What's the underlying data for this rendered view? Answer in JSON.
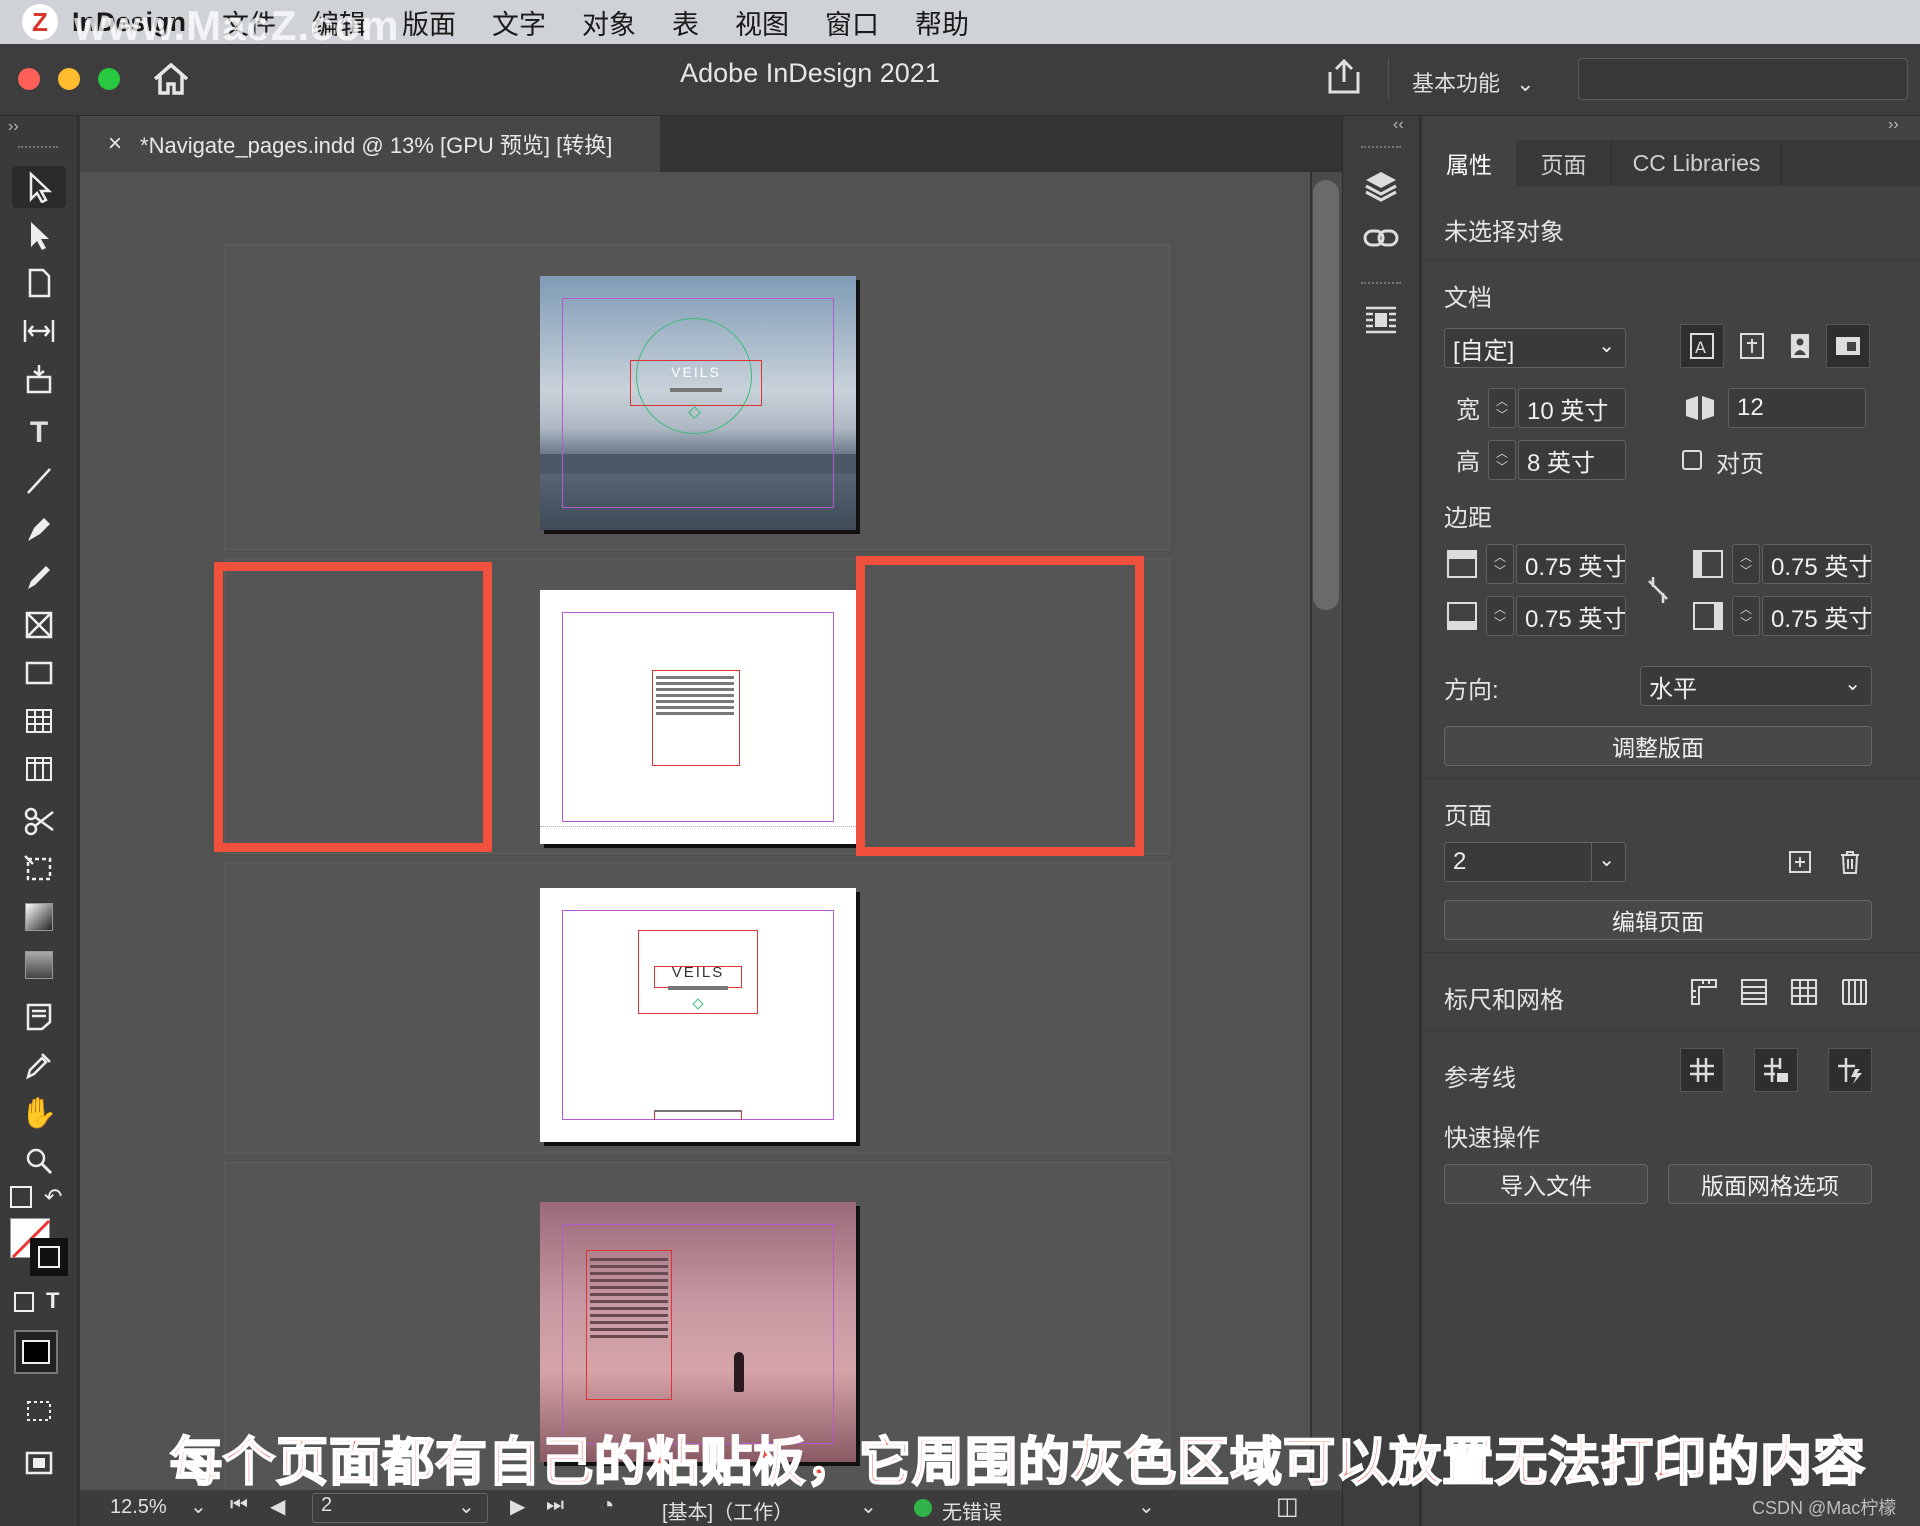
{
  "menubar": {
    "app": "InDesign",
    "items": [
      "文件",
      "编辑",
      "版面",
      "文字",
      "对象",
      "表",
      "视图",
      "窗口",
      "帮助"
    ]
  },
  "watermark": "www.MacZ.com",
  "window": {
    "title": "Adobe InDesign 2021",
    "workspace": "基本功能",
    "search_placeholder": ""
  },
  "doc_tab": {
    "close": "×",
    "title": "*Navigate_pages.indd @ 13% [GPU 预览] [转换]"
  },
  "pages": {
    "cover_label": "VEILS",
    "page3_label": "VEILS"
  },
  "panel": {
    "tabs": [
      "属性",
      "页面",
      "CC Libraries"
    ],
    "no_selection": "未选择对象",
    "document_label": "文档",
    "preset": "[自定]",
    "width_label": "宽",
    "width": "10 英寸",
    "height_label": "高",
    "height": "8 英寸",
    "pages_count": "12",
    "facing_pages": "对页",
    "margins_label": "边距",
    "margin_top": "0.75 英寸",
    "margin_bottom": "0.75 英寸",
    "margin_inside": "0.75 英寸",
    "margin_outside": "0.75 英寸",
    "orientation_label": "方向:",
    "orientation": "水平",
    "adjust_layout": "调整版面",
    "page_label": "页面",
    "page_value": "2",
    "edit_page": "编辑页面",
    "rulers_grids": "标尺和网格",
    "guides": "参考线",
    "quick_actions": "快速操作",
    "import_file": "导入文件",
    "layout_grid_options": "版面网格选项"
  },
  "statusbar": {
    "zoom": "12.5%",
    "page": "2",
    "style": "[基本]（工作）",
    "preflight": "无错误",
    "preflight_color": "#2fb44a"
  },
  "subtitle": "每个页面都有自己的粘贴板，它周围的灰色区域可以放置无法打印的内容",
  "credit": "CSDN @Mac柠檬",
  "colors": {
    "highlight": "#f0503c",
    "margin_guide": "#b45ad0"
  }
}
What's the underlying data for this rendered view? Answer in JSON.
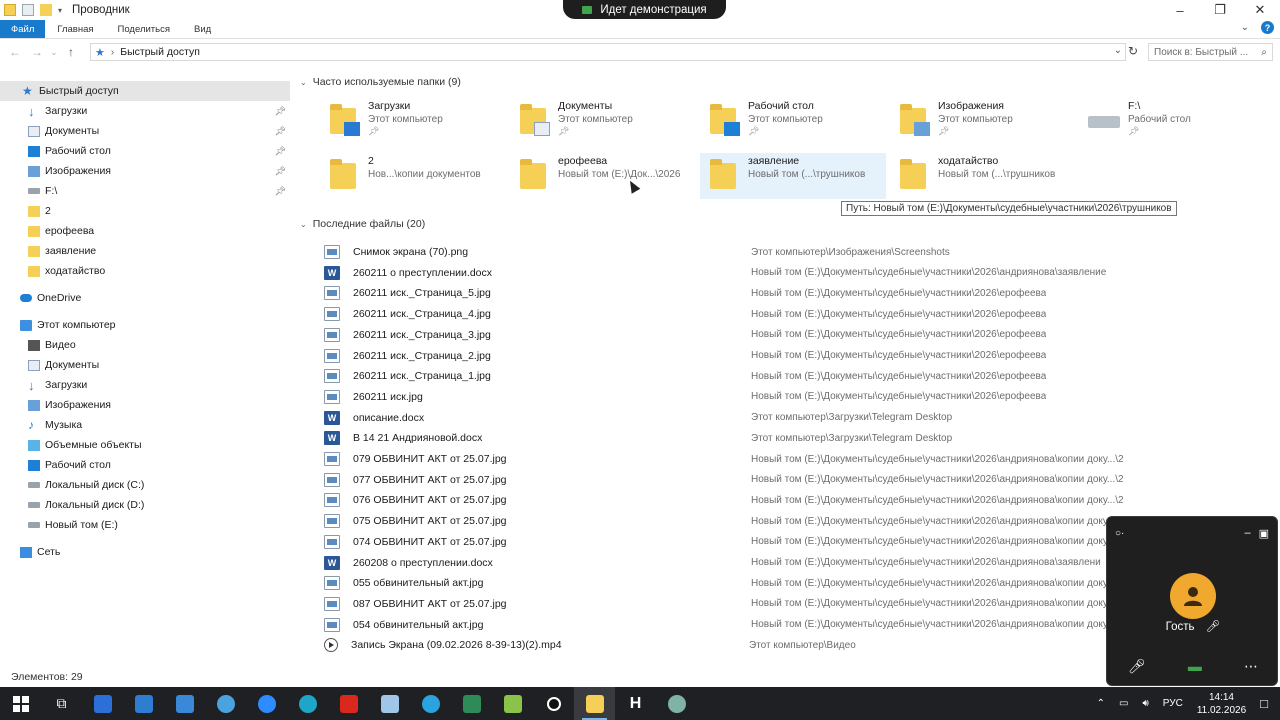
{
  "window": {
    "title": "Проводник",
    "demo_banner": "Идет демонстрация"
  },
  "ribbon": {
    "tabs": [
      "Файл",
      "Главная",
      "Поделиться",
      "Вид"
    ]
  },
  "address": {
    "path": "Быстрый доступ",
    "search_placeholder": "Поиск в: Быстрый ..."
  },
  "sidebar": {
    "quick_access": "Быстрый доступ",
    "pinned": [
      {
        "label": "Загрузки",
        "icon": "download-icon",
        "pinned": true
      },
      {
        "label": "Документы",
        "icon": "documents-icon",
        "pinned": true
      },
      {
        "label": "Рабочий стол",
        "icon": "desktop-icon",
        "pinned": true
      },
      {
        "label": "Изображения",
        "icon": "pictures-icon",
        "pinned": true
      },
      {
        "label": "F:\\",
        "icon": "drive-icon",
        "pinned": true
      },
      {
        "label": "2",
        "icon": "folder-icon",
        "pinned": false
      },
      {
        "label": "ерофеева",
        "icon": "folder-icon",
        "pinned": false
      },
      {
        "label": "заявление",
        "icon": "folder-icon",
        "pinned": false
      },
      {
        "label": "ходатайство",
        "icon": "folder-icon",
        "pinned": false
      }
    ],
    "onedrive": "OneDrive",
    "this_pc": "Этот компьютер",
    "pc_items": [
      {
        "label": "Видео",
        "icon": "video-icon"
      },
      {
        "label": "Документы",
        "icon": "documents-icon"
      },
      {
        "label": "Загрузки",
        "icon": "download-icon"
      },
      {
        "label": "Изображения",
        "icon": "pictures-icon"
      },
      {
        "label": "Музыка",
        "icon": "music-icon"
      },
      {
        "label": "Объемные объекты",
        "icon": "3d-objects-icon"
      },
      {
        "label": "Рабочий стол",
        "icon": "desktop-icon"
      },
      {
        "label": "Локальный диск (C:)",
        "icon": "drive-icon"
      },
      {
        "label": "Локальный диск (D:)",
        "icon": "drive-icon"
      },
      {
        "label": "Новый том (E:)",
        "icon": "drive-icon"
      }
    ],
    "network": "Сеть"
  },
  "status": "Элементов: 29",
  "frequent": {
    "header": "Часто используемые папки (9)",
    "items": [
      {
        "name": "Загрузки",
        "sub": "Этот компьютер",
        "pinned": true,
        "badge": "download"
      },
      {
        "name": "Документы",
        "sub": "Этот компьютер",
        "pinned": true,
        "badge": "doc"
      },
      {
        "name": "Рабочий стол",
        "sub": "Этот компьютер",
        "pinned": true,
        "badge": "desktop"
      },
      {
        "name": "Изображения",
        "sub": "Этот компьютер",
        "pinned": true,
        "badge": "pictures"
      },
      {
        "name": "F:\\",
        "sub": "Рабочий стол",
        "pinned": true,
        "badge": "drive"
      },
      {
        "name": "2",
        "sub": "Нов...\\копии документов",
        "pinned": false,
        "badge": ""
      },
      {
        "name": "ерофеева",
        "sub": "Новый том (E:)\\Док...\\2026",
        "pinned": false,
        "badge": ""
      },
      {
        "name": "заявление",
        "sub": "Новый том (...\\трушников",
        "pinned": false,
        "badge": ""
      },
      {
        "name": "ходатайство",
        "sub": "Новый том (...\\трушников",
        "pinned": false,
        "badge": ""
      }
    ],
    "tooltip": "Путь: Новый том (E:)\\Документы\\судебные\\участники\\2026\\трушников"
  },
  "recent": {
    "header": "Последние файлы (20)",
    "files": [
      {
        "name": "Снимок экрана (70).png",
        "path": "Этот компьютер\\Изображения\\Screenshots",
        "type": "img"
      },
      {
        "name": "260211 о преступлении.docx",
        "path": "Новый том (E:)\\Документы\\судебные\\участники\\2026\\андриянова\\заявление",
        "type": "word"
      },
      {
        "name": "260211 иск._Страница_5.jpg",
        "path": "Новый том (E:)\\Документы\\судебные\\участники\\2026\\ерофеева",
        "type": "img"
      },
      {
        "name": "260211 иск._Страница_4.jpg",
        "path": "Новый том (E:)\\Документы\\судебные\\участники\\2026\\ерофеева",
        "type": "img"
      },
      {
        "name": "260211 иск._Страница_3.jpg",
        "path": "Новый том (E:)\\Документы\\судебные\\участники\\2026\\ерофеева",
        "type": "img"
      },
      {
        "name": "260211 иск._Страница_2.jpg",
        "path": "Новый том (E:)\\Документы\\судебные\\участники\\2026\\ерофеева",
        "type": "img"
      },
      {
        "name": "260211 иск._Страница_1.jpg",
        "path": "Новый том (E:)\\Документы\\судебные\\участники\\2026\\ерофеева",
        "type": "img"
      },
      {
        "name": "260211 иск.jpg",
        "path": "Новый том (E:)\\Документы\\судебные\\участники\\2026\\ерофеева",
        "type": "img"
      },
      {
        "name": "описание.docx",
        "path": "Этот компьютер\\Загрузки\\Telegram Desktop",
        "type": "word"
      },
      {
        "name": "В 14 21 Андрияновой.docx",
        "path": "Этот компьютер\\Загрузки\\Telegram Desktop",
        "type": "word"
      },
      {
        "name": "079 ОБВИНИТ АКТ от 25.07.jpg",
        "path": "Новый том (E:)\\Документы\\судебные\\участники\\2026\\андриянова\\копии доку...\\2",
        "type": "img"
      },
      {
        "name": "077 ОБВИНИТ АКТ от 25.07.jpg",
        "path": "Новый том (E:)\\Документы\\судебные\\участники\\2026\\андриянова\\копии доку...\\2",
        "type": "img"
      },
      {
        "name": "076 ОБВИНИТ АКТ от 25.07.jpg",
        "path": "Новый том (E:)\\Документы\\судебные\\участники\\2026\\андриянова\\копии доку...\\2",
        "type": "img"
      },
      {
        "name": "075 ОБВИНИТ АКТ от 25.07.jpg",
        "path": "Новый том (E:)\\Документы\\судебные\\участники\\2026\\андриянова\\копии доку",
        "type": "img"
      },
      {
        "name": "074 ОБВИНИТ АКТ от 25.07.jpg",
        "path": "Новый том (E:)\\Документы\\судебные\\участники\\2026\\андриянова\\копии доку",
        "type": "img"
      },
      {
        "name": "260208 о преступлении.docx",
        "path": "Новый том (E:)\\Документы\\судебные\\участники\\2026\\андриянова\\заявлени",
        "type": "word"
      },
      {
        "name": "055 обвинительный акт.jpg",
        "path": "Новый том (E:)\\Документы\\судебные\\участники\\2026\\андриянова\\копии доку",
        "type": "img"
      },
      {
        "name": "087 ОБВИНИТ АКТ от 25.07.jpg",
        "path": "Новый том (E:)\\Документы\\судебные\\участники\\2026\\андриянова\\копии доку",
        "type": "img"
      },
      {
        "name": "054 обвинительный акт.jpg",
        "path": "Новый том (E:)\\Документы\\судебные\\участники\\2026\\андриянова\\копии доку",
        "type": "img"
      },
      {
        "name": "Запись Экрана (09.02.2026 8-39-13)(2).mp4",
        "path": "Этот компьютер\\Видео",
        "type": "video"
      }
    ]
  },
  "call": {
    "user": "Гость"
  },
  "taskbar": {
    "lang": "РУС",
    "time": "14:14",
    "date": "11.02.2026"
  },
  "colors": {
    "accent": "#1979ca",
    "folder": "#f6cf57",
    "taskbar": "#1f2023"
  }
}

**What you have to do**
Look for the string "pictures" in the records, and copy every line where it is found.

**Expected answer**
        "icon": "pictures-icon",
        "icon": "pictures-icon"
        "badge": "pictures"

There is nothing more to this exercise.